Find and copy each line of the data that includes "heading".

(Entries provided Opens)

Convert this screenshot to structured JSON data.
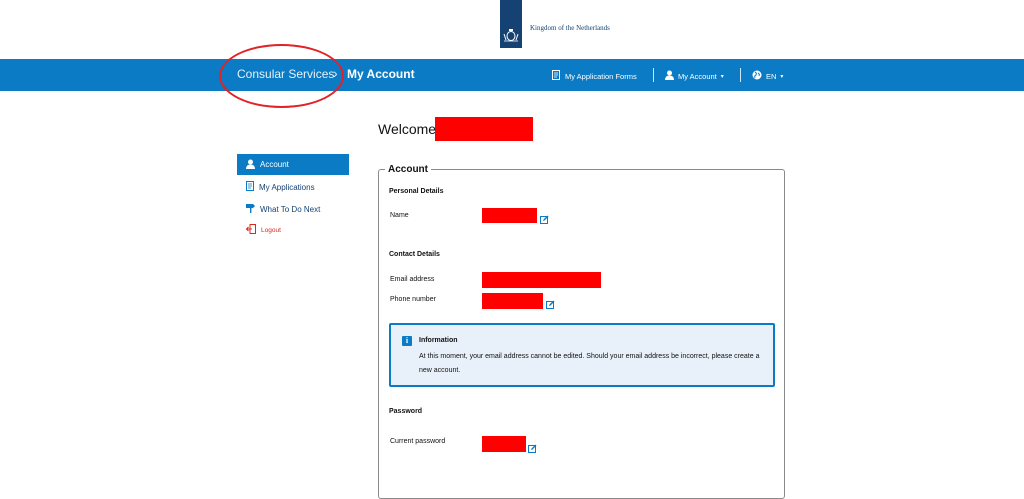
{
  "header": {
    "logo_text": "Kingdom of the Netherlands",
    "emblem_icon": "royal-coat-of-arms-icon"
  },
  "nav": {
    "breadcrumb": [
      "Consular Services",
      "My Account"
    ],
    "breadcrumb_separator": "›",
    "items": [
      {
        "label": "My Application Forms",
        "icon": "form-icon"
      },
      {
        "label": "My Account",
        "icon": "user-icon",
        "dropdown": true
      },
      {
        "label": "EN",
        "icon": "globe-icon",
        "dropdown": true
      }
    ],
    "bg_color": "#0a7bc4"
  },
  "welcome": {
    "label": "Welcome"
  },
  "sidebar": {
    "items": [
      {
        "label": "Account",
        "icon": "user-icon",
        "active": true
      },
      {
        "label": "My Applications",
        "icon": "document-icon"
      },
      {
        "label": "What To Do Next",
        "icon": "signpost-icon"
      },
      {
        "label": "Logout",
        "icon": "logout-icon",
        "color": "#d52b1e"
      }
    ]
  },
  "account": {
    "title": "Account",
    "personal": {
      "heading": "Personal Details",
      "name_label": "Name"
    },
    "contact": {
      "heading": "Contact Details",
      "email_label": "Email address",
      "phone_label": "Phone number"
    },
    "info": {
      "title": "Information",
      "body": "At this moment, your email address cannot be edited. Should your email address be incorrect, please create a new account."
    },
    "password": {
      "heading": "Password",
      "current_label": "Current password"
    }
  },
  "annotation_color": "#e32227",
  "redaction_color": "#ff0000"
}
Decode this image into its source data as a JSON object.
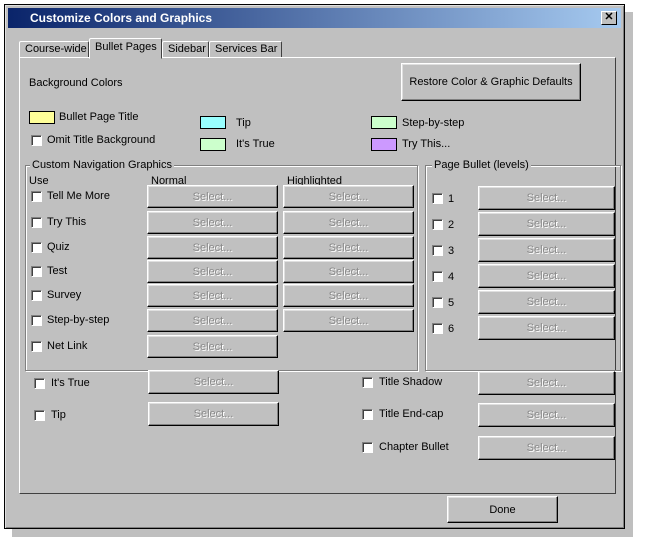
{
  "window": {
    "title": "Customize Colors and Graphics",
    "close_label": "✕"
  },
  "tabs": [
    "Course-wide",
    "Bullet Pages",
    "Sidebar",
    "Services Bar"
  ],
  "background_colors": {
    "heading": "Background Colors",
    "restore_button": "Restore Color & Graphic Defaults",
    "items": [
      {
        "label": "Bullet Page Title",
        "color": "#ffff99"
      },
      {
        "label": "Tip",
        "color": "#99ffff"
      },
      {
        "label": "It's True",
        "color": "#ccffcc"
      },
      {
        "label": "Step-by-step",
        "color": "#ccffcc"
      },
      {
        "label": "Try This...",
        "color": "#cc99ff"
      }
    ],
    "omit_title_background": "Omit Title Background"
  },
  "custom_nav": {
    "heading": "Custom Navigation Graphics",
    "col_use": "Use",
    "col_normal": "Normal",
    "col_highlighted": "Highlighted",
    "items": [
      "Tell Me More",
      "Try This",
      "Quiz",
      "Test",
      "Survey",
      "Step-by-step",
      "Net Link"
    ]
  },
  "page_bullet": {
    "heading": "Page Bullet (levels)",
    "levels": [
      "1",
      "2",
      "3",
      "4",
      "5",
      "6"
    ]
  },
  "extras_left": [
    "It's True",
    "Tip"
  ],
  "extras_right": [
    "Title Shadow",
    "Title End-cap",
    "Chapter Bullet"
  ],
  "select_label": "Select...",
  "done_button": "Done"
}
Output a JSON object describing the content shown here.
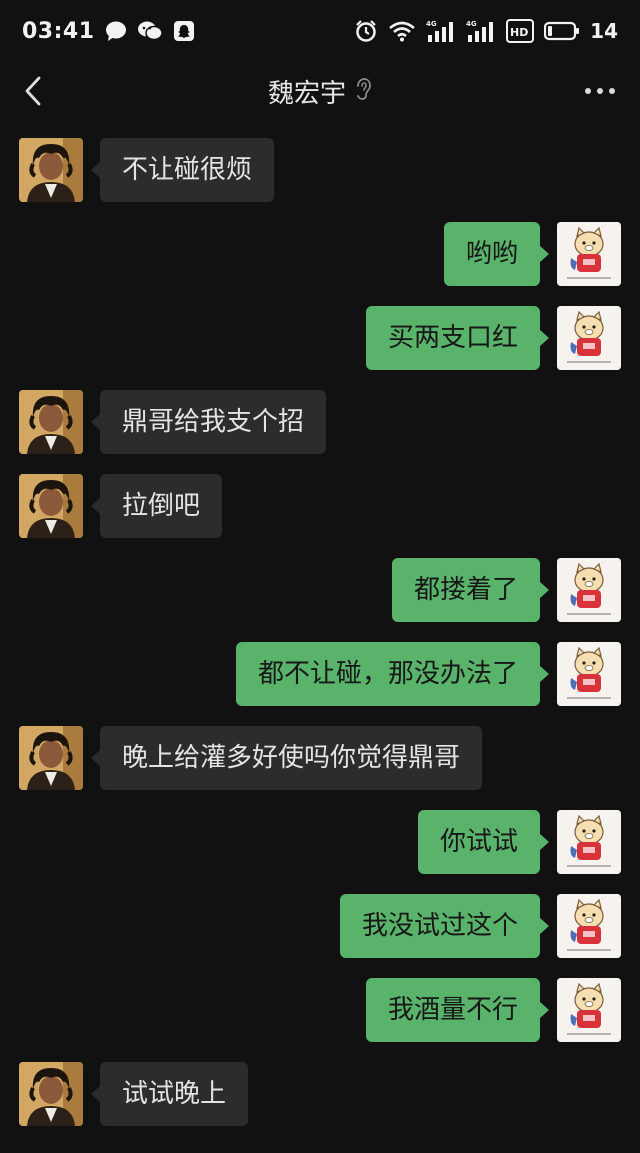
{
  "status_bar": {
    "time": "03:41",
    "battery": "14",
    "network_1": "4G",
    "network_2": "4G",
    "hd_label": "HD"
  },
  "header": {
    "contact_name": "魏宏宇"
  },
  "icons": {
    "back": "chevron-left",
    "more": "ellipsis",
    "voice_mode": "ear",
    "alarm": "alarm-clock",
    "wifi": "wifi",
    "chat_app": "speech-bubble",
    "wechat": "wechat-logo",
    "snapchat": "ghost"
  },
  "colors": {
    "background": "#111111",
    "incoming_bubble": "#2c2c2c",
    "outgoing_bubble": "#59b36b",
    "header_text": "#e6e6e6"
  },
  "messages": [
    {
      "side": "in",
      "text": "不让碰很烦"
    },
    {
      "side": "out",
      "text": "哟哟"
    },
    {
      "side": "out",
      "text": "买两支口红"
    },
    {
      "side": "in",
      "text": "鼎哥给我支个招"
    },
    {
      "side": "in",
      "text": "拉倒吧"
    },
    {
      "side": "out",
      "text": "都搂着了"
    },
    {
      "side": "out",
      "text": "都不让碰，那没办法了"
    },
    {
      "side": "in",
      "text": "晚上给灌多好使吗你觉得鼎哥"
    },
    {
      "side": "out",
      "text": "你试试"
    },
    {
      "side": "out",
      "text": "我没试过这个"
    },
    {
      "side": "out",
      "text": "我酒量不行"
    },
    {
      "side": "in",
      "text": "试试晚上"
    }
  ]
}
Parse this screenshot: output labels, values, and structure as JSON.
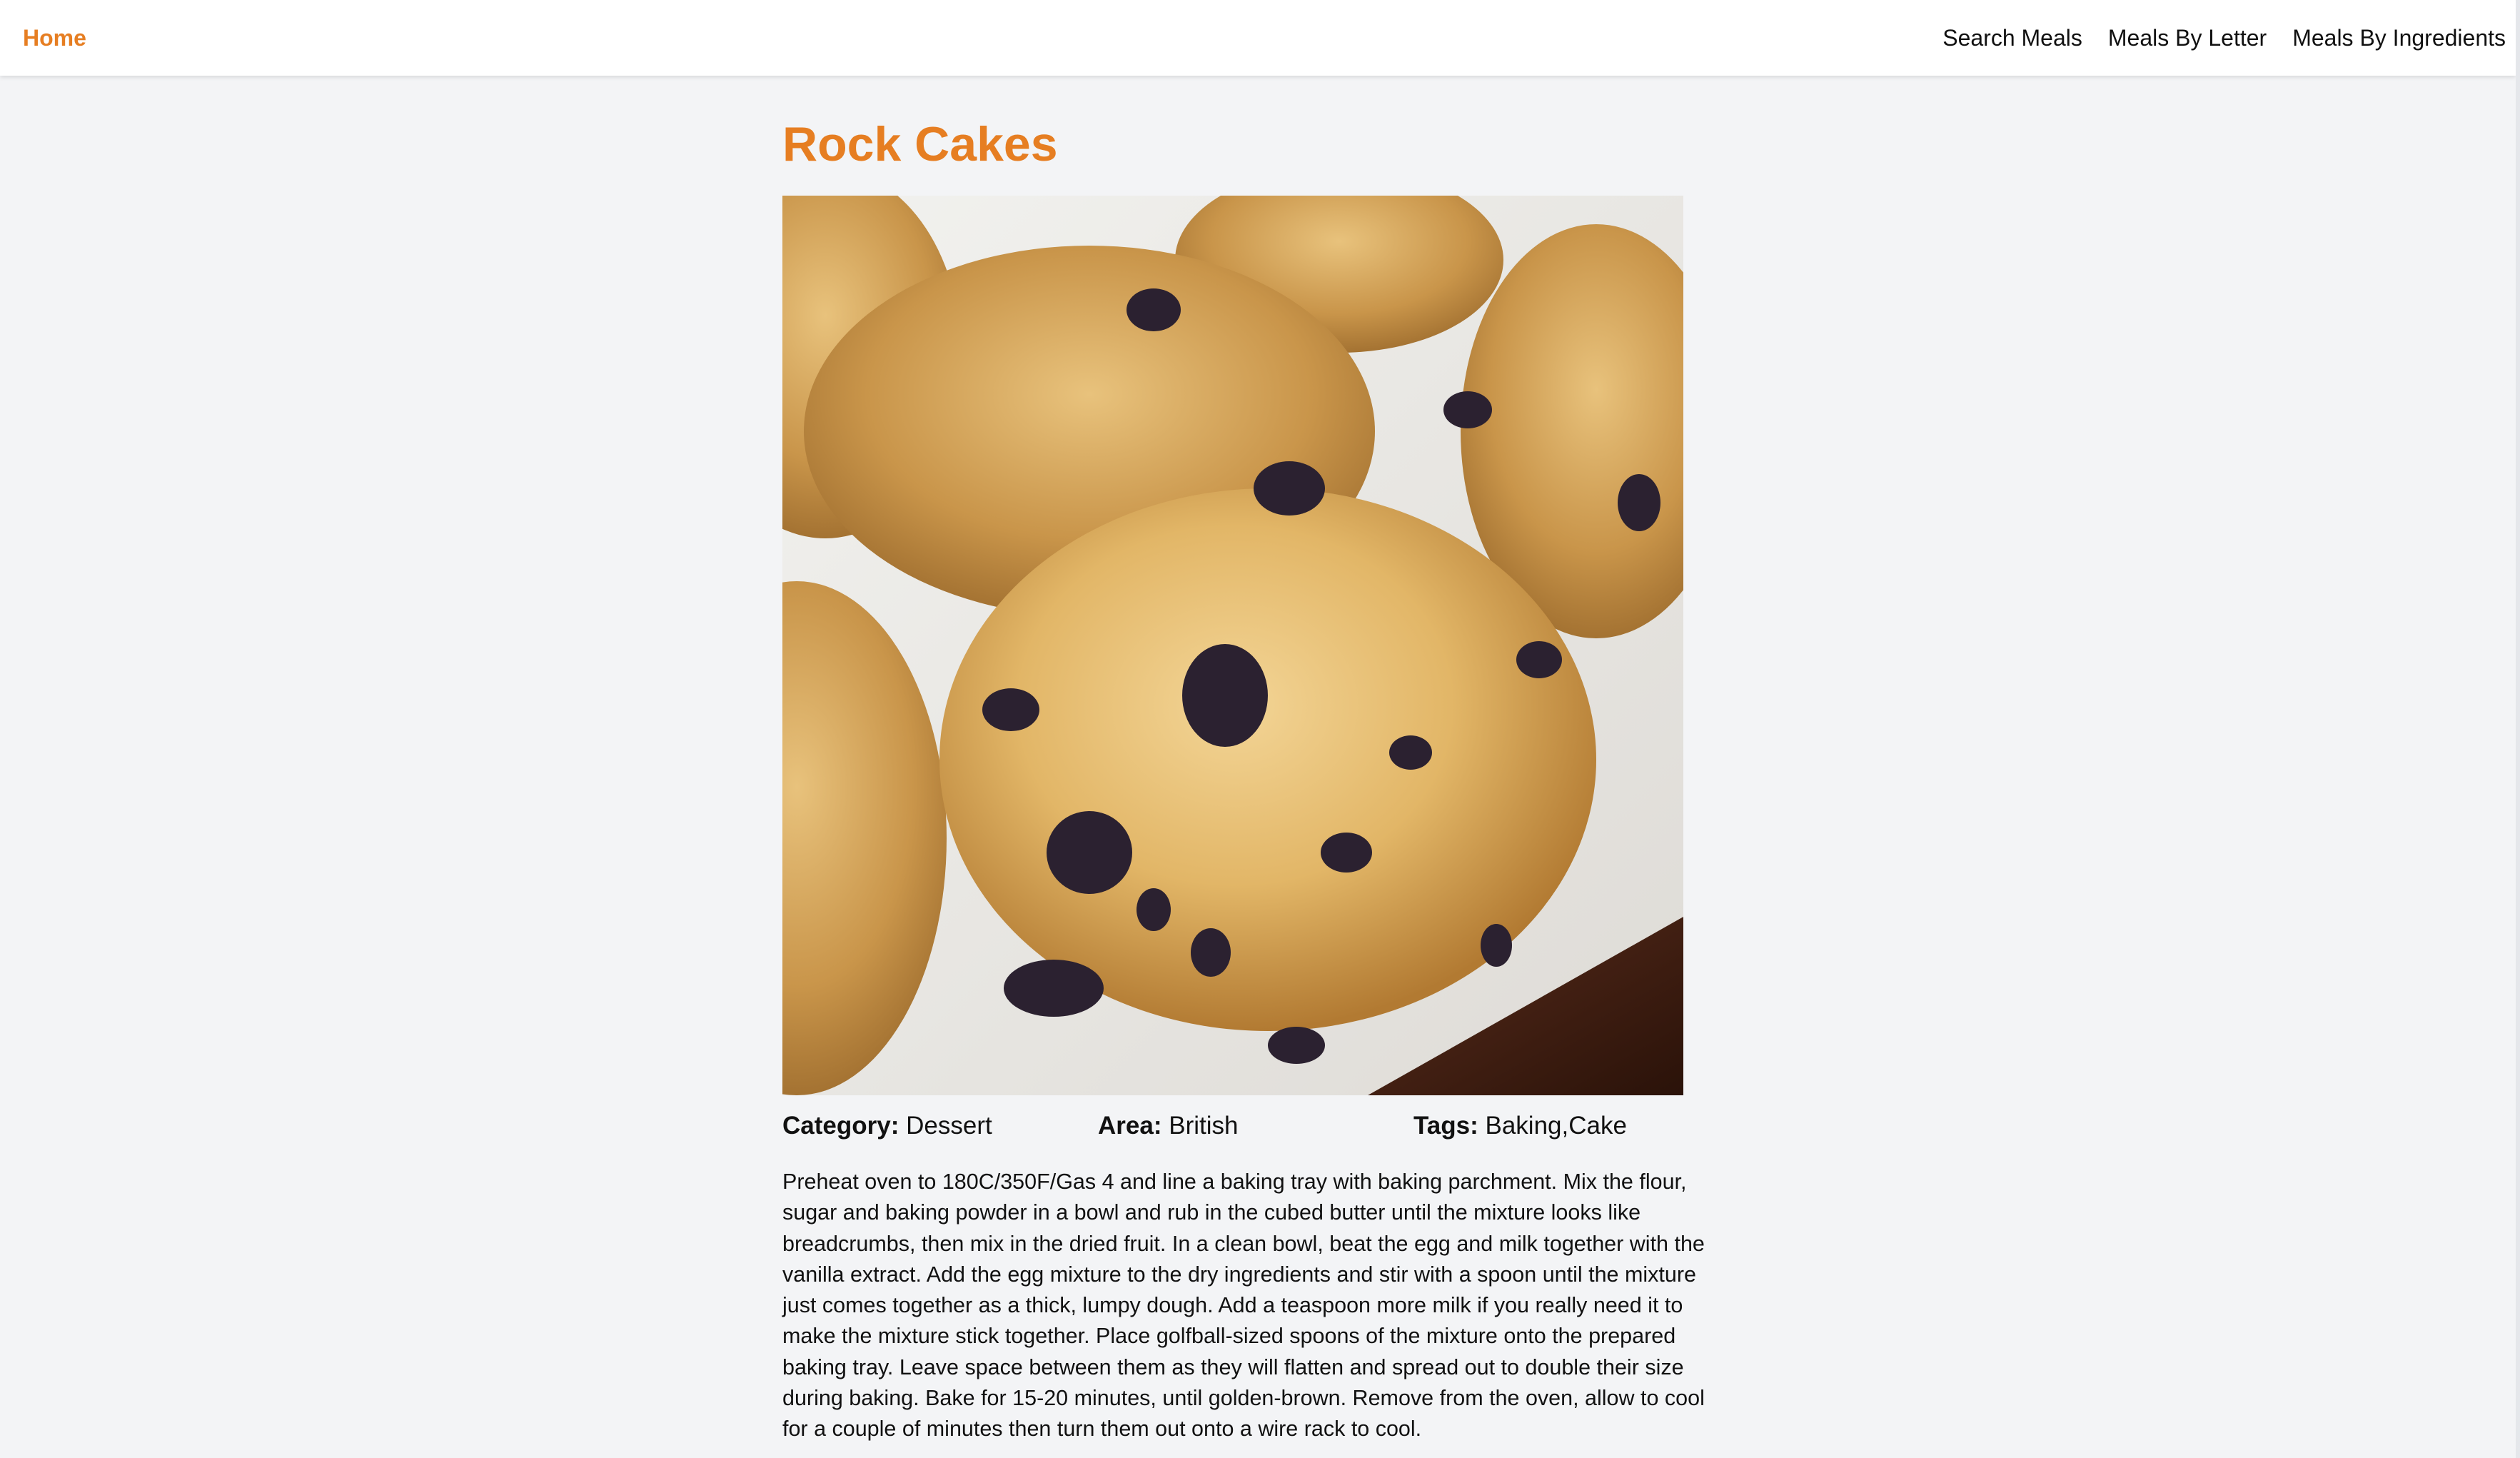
{
  "nav": {
    "home": "Home",
    "links": [
      "Search Meals",
      "Meals By Letter",
      "Meals By Ingredients"
    ]
  },
  "meal": {
    "title": "Rock Cakes",
    "category_label": "Category:",
    "category": "Dessert",
    "area_label": "Area:",
    "area": "British",
    "tags_label": "Tags:",
    "tags": "Baking,Cake",
    "instructions": "Preheat oven to 180C/350F/Gas 4 and line a baking tray with baking parchment. Mix the flour, sugar and baking powder in a bowl and rub in the cubed butter until the mixture looks like breadcrumbs, then mix in the dried fruit. In a clean bowl, beat the egg and milk together with the vanilla extract. Add the egg mixture to the dry ingredients and stir with a spoon until the mixture just comes together as a thick, lumpy dough. Add a teaspoon more milk if you really need it to make the mixture stick together. Place golfball-sized spoons of the mixture onto the prepared baking tray. Leave space between them as they will flatten and spread out to double their size during baking. Bake for 15-20 minutes, until golden-brown. Remove from the oven, allow to cool for a couple of minutes then turn them out onto a wire rack to cool."
  },
  "colors": {
    "accent": "#e67e22",
    "background": "#f3f4f6",
    "navbar": "#ffffff"
  }
}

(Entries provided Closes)

Task result =>
      "heading": "Personal Details",
      "heading": "Contact Details",
      "heading": "Password",
    "heading": "Background Colors",
    "heading": "Custom Navigation Graphics",
    "heading": "Page Bullet (levels)",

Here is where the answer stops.